M: DC feels so young now, we were very young when we started writing. I had been Maya 'Cigarettes' for long enough. We all felt a bit like that; like our music was different now, like we are different. Our response to life has always been through our music so it was just a natural part of growing up as a band together.
We weighed the positives with the negatives and got down to writing a list; we each brought a list to the group and we heartlessly voted yes or no. Any name with the full four votes, which wasn't many, were then on the final list; it was quite pragmatic but still hard to go through.
The actual name came from a story I had shared with Adam Foster from our label 2076 about a trip I had taken with Ad (the guitarist) to Berlin. We had been so skint and it was so cold. We were literally 'cold in Berlin'. It was one of the best breaks ever; the bleak frozen city as a back drop to our hungover days shuffling between museums and shops to stay warm. Budgeting how many coffee stops we could make until the venues opened and we could see a band and start dancing again. I have always had a quite romanticised view of cities with such an emotive history; Berlin, Prague etc. They seem full of art and music but quiet and modest, without any of the brashness you can find in London or New York.
Courtesy of WildBlanket photograpy.
Being one half of the songwriting team for The Backlash, I'm always interested in how other people write. Describe your songwriting process.
M: We write pretty much every song collaboratively. We all have very very different influences so we can always bring something different. I feel so lucky to be part of such an organic process. Sometimes if it feels good we can jam for hours, or weeks or months. When we have finally finished it might go into a set and we see how it feels live. Other times it comes very quickly and feels great so we just grab the moment and shove it in the set.

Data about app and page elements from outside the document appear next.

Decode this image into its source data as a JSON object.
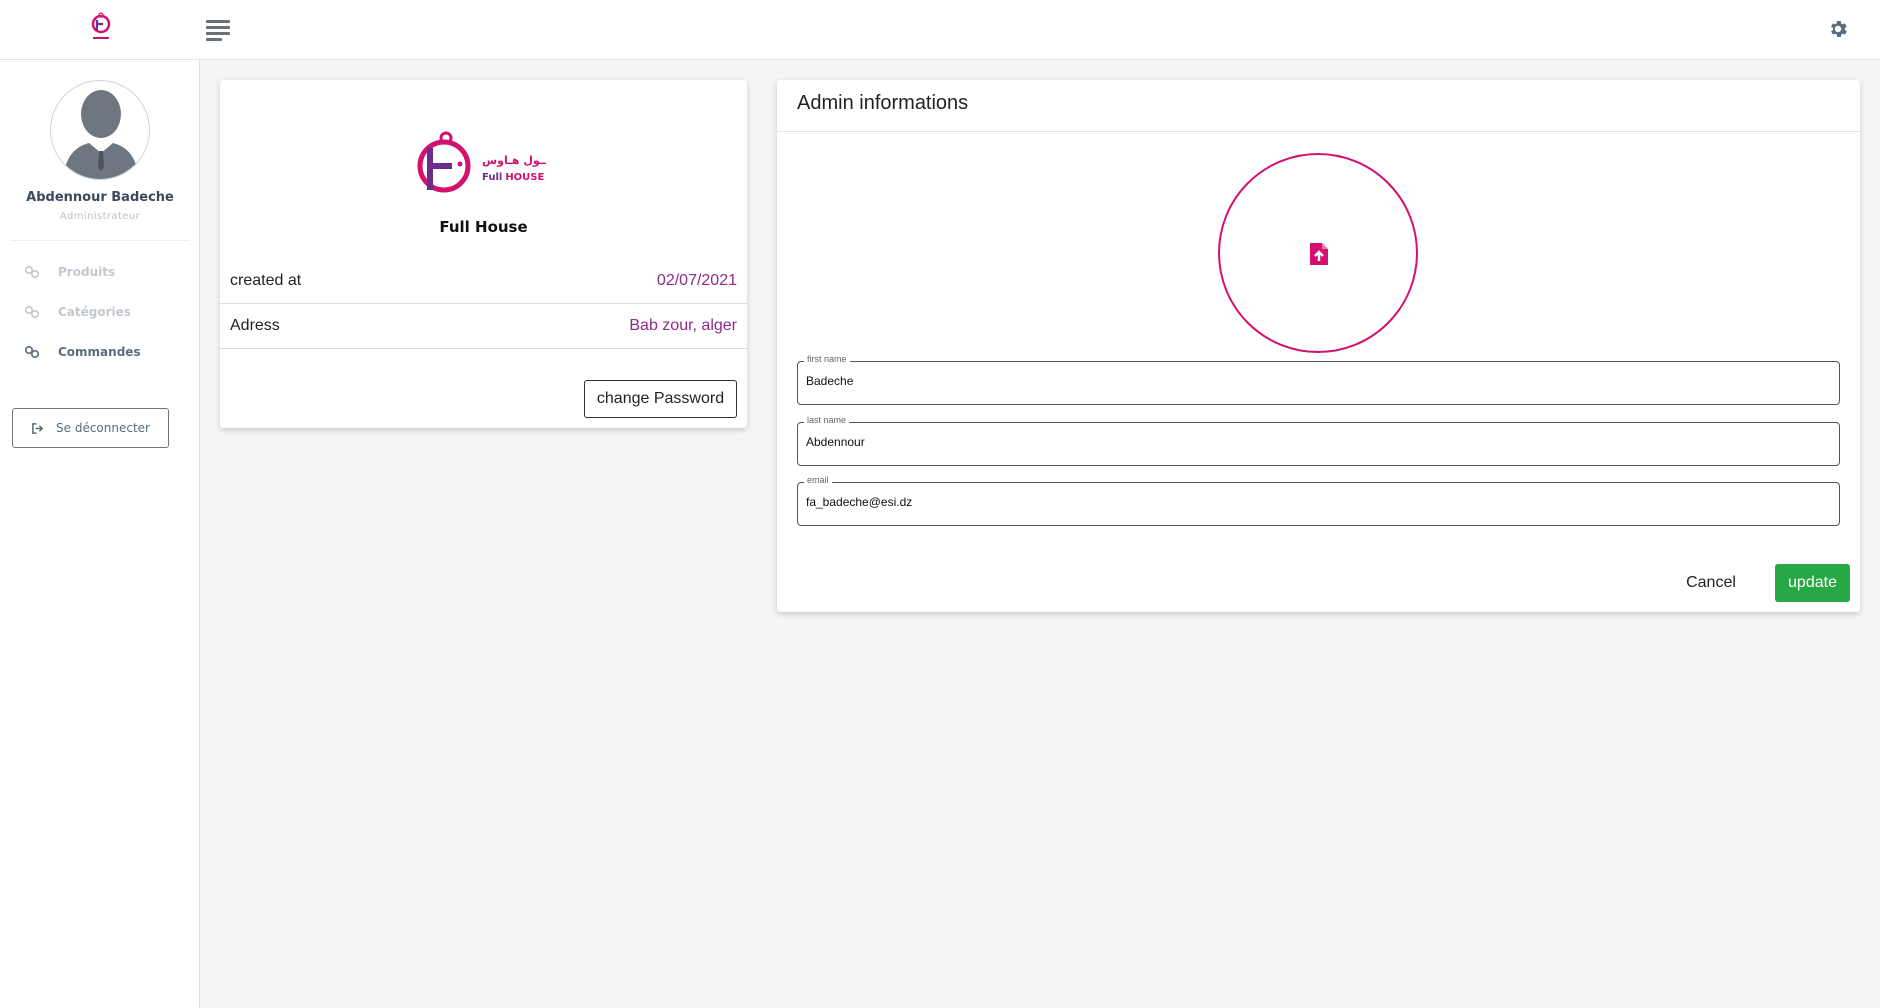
{
  "colors": {
    "brand_magenta": "#d4106f",
    "brand_purple": "#6a2c8f",
    "value_purple": "#8e2a8d",
    "update_green": "#28a745"
  },
  "topbar": {
    "menu_icon": "hamburger-icon",
    "settings_icon": "gear-icon"
  },
  "sidebar": {
    "user_name": "Abdennour Badeche",
    "user_role": "Administrateur",
    "items": [
      {
        "label": "Produits",
        "icon": "link-icon",
        "active": false
      },
      {
        "label": "Catégories",
        "icon": "link-icon",
        "active": false
      },
      {
        "label": "Commandes",
        "icon": "link-icon",
        "active": true
      }
    ],
    "logout_label": "Se déconnecter"
  },
  "company": {
    "logo_arabic": "فــول هـاوس",
    "logo_full": "Full",
    "logo_house": "HOUSE",
    "name": "Full House",
    "created_label": "created at",
    "created_value": "02/07/2021",
    "address_label": "Adress",
    "address_value": "Bab zour, alger",
    "change_password_label": "change Password"
  },
  "admin_form": {
    "title": "Admin informations",
    "upload_icon": "file-upload-icon",
    "fields": [
      {
        "label": "first name",
        "value": "Badeche"
      },
      {
        "label": "last name",
        "value": "Abdennour"
      },
      {
        "label": "email",
        "value": "fa_badeche@esi.dz"
      }
    ],
    "cancel_label": "Cancel",
    "update_label": "update"
  }
}
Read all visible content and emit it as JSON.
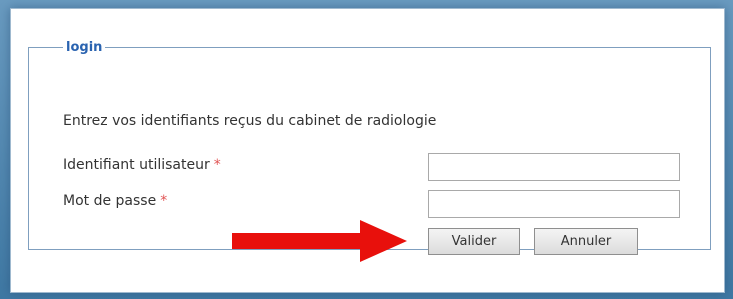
{
  "fieldset": {
    "legend": "login"
  },
  "intro_text": "Entrez vos identifiants reçus du cabinet de radiologie",
  "fields": {
    "user": {
      "label": "Identifiant utilisateur",
      "required_mark": "*",
      "value": ""
    },
    "password": {
      "label": "Mot de passe",
      "required_mark": "*",
      "value": ""
    }
  },
  "buttons": {
    "submit": "Valider",
    "cancel": "Annuler"
  },
  "annotation": {
    "arrow_color": "#e8100c",
    "arrow_icon": "right-arrow-icon"
  },
  "colors": {
    "legend": "#2a63b0",
    "required": "#e05252",
    "border": "#7f9fbf"
  }
}
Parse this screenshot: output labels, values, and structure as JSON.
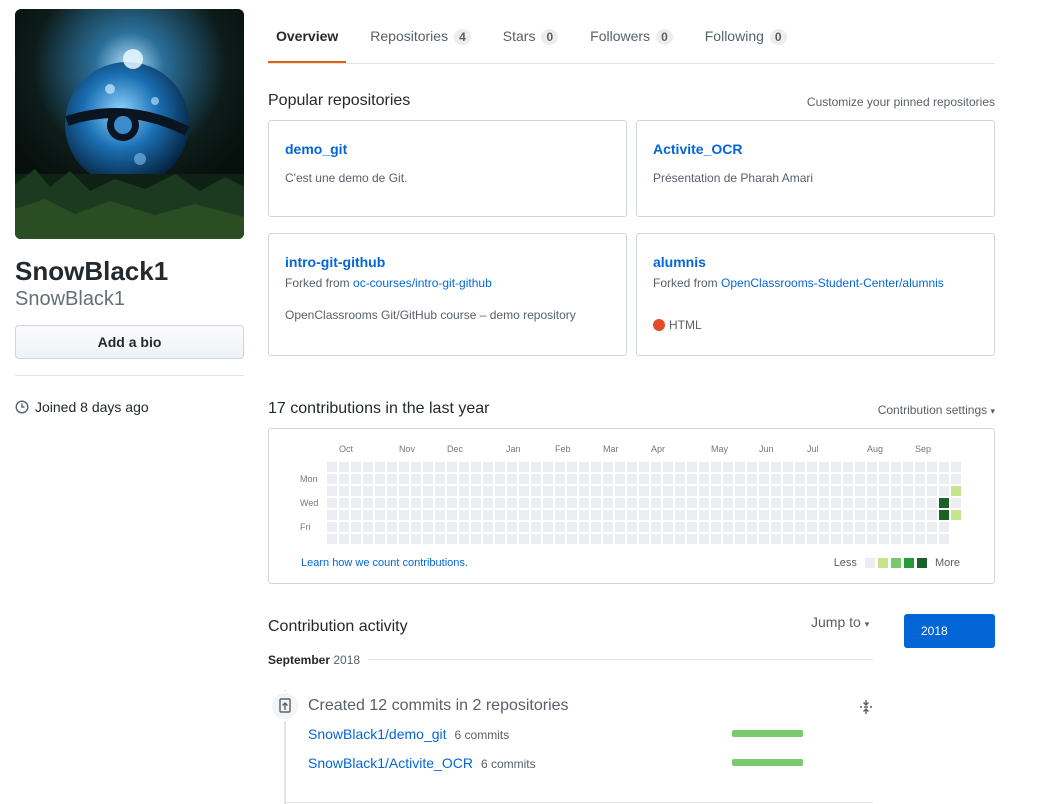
{
  "profile": {
    "name": "SnowBlack1",
    "login": "SnowBlack1",
    "bio_button": "Add a bio",
    "joined": "Joined 8 days ago"
  },
  "tabs": [
    {
      "label": "Overview",
      "count": null,
      "selected": true
    },
    {
      "label": "Repositories",
      "count": "4",
      "selected": false
    },
    {
      "label": "Stars",
      "count": "0",
      "selected": false
    },
    {
      "label": "Followers",
      "count": "0",
      "selected": false
    },
    {
      "label": "Following",
      "count": "0",
      "selected": false
    }
  ],
  "popular": {
    "title": "Popular repositories",
    "customize": "Customize your pinned repositories",
    "repos": [
      {
        "name": "demo_git",
        "description": "C'est une demo de Git."
      },
      {
        "name": "Activite_OCR",
        "description": "Présentation de Pharah Amari"
      },
      {
        "name": "intro-git-github",
        "fork_prefix": "Forked from ",
        "fork_source": "oc-courses/intro-git-github",
        "description": "OpenClassrooms Git/GitHub course – demo repository"
      },
      {
        "name": "alumnis",
        "fork_prefix": "Forked from ",
        "fork_source": "OpenClassrooms-Student-Center/alumnis",
        "language": "HTML",
        "language_color": "#e34c26"
      }
    ]
  },
  "contributions": {
    "title": "17 contributions in the last year",
    "settings": "Contribution settings",
    "months": [
      "Oct",
      "Nov",
      "Dec",
      "Jan",
      "Feb",
      "Mar",
      "Apr",
      "May",
      "Jun",
      "Jul",
      "Aug",
      "Sep"
    ],
    "days": [
      "Mon",
      "Wed",
      "Fri"
    ],
    "learn_link": "Learn how we count contributions.",
    "legend_less": "Less",
    "legend_more": "More",
    "colors": [
      "#ebedf0",
      "#c6e48b",
      "#7bc96f",
      "#239a3b",
      "#196127"
    ]
  },
  "activity": {
    "title": "Contribution activity",
    "jump_to": "Jump to",
    "year": "2018",
    "month": "September",
    "month_year": "2018",
    "summary": "Created 12 commits in 2 repositories",
    "rows": [
      {
        "repo": "SnowBlack1/demo_git",
        "count": "6 commits"
      },
      {
        "repo": "SnowBlack1/Activite_OCR",
        "count": "6 commits"
      }
    ]
  }
}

I'm also a vocalist, and often manage to really rag my voice: you go hell for leather when playing live. How do you keep your vox in shape?
M: I try to take care of my voice but I am quite lazy. I try not to eat much dairy and only have one or two (if I am really tired) cups of coffee a day. Plenty of chamomile tea, hot water with lemon and ginger so there is no milk and during the days I try and rest my voice as much as possible; but obviously you have to talk. I don't always get time to warm up- but if you look after your voice well or occasionally lose you voice, you should always warm up really. Also: steam. Hot, hot showers in a steamy bath room if there is not time for an actual 'steam', works pretty well. There are all kind of professional tips: how you stand, hold the mic etc. that can help but I often get carried away and forget them!
As the only lady in a band with boys, do you feel women are under-represented in the music industry? What importance, if any, does your gender play in your identity as a performer?
M: I think gender plays a massive part in every ones sense of self. The fact that I am a woman doesn't mean it has more or less of a role but maybe it means I am more aware of being 'different' as the music industry still seems to rely upon archaic gender stereotypes to sell music and make money.
Women aren't under-represented in the music industry or in most parts of culture; you can see our impact in literature, film, art and music. It is whether that representation of us is true or not that concerns me. I am not convinced that the playing field has been totally levelled. I am not convinced that I, as a woman, have had experiences that would let me say, honestly, I am proud of what a women can achieve when she plays by the rules. Fuck the rules.
I just want to make noise; real noise, not airbrushed, dressed up, made-up, 'feminine' noise but heartfelt, emotive, loud female lead noise. Noise that is as powerful and strong as any male noise, not prancy or fucking ladylike.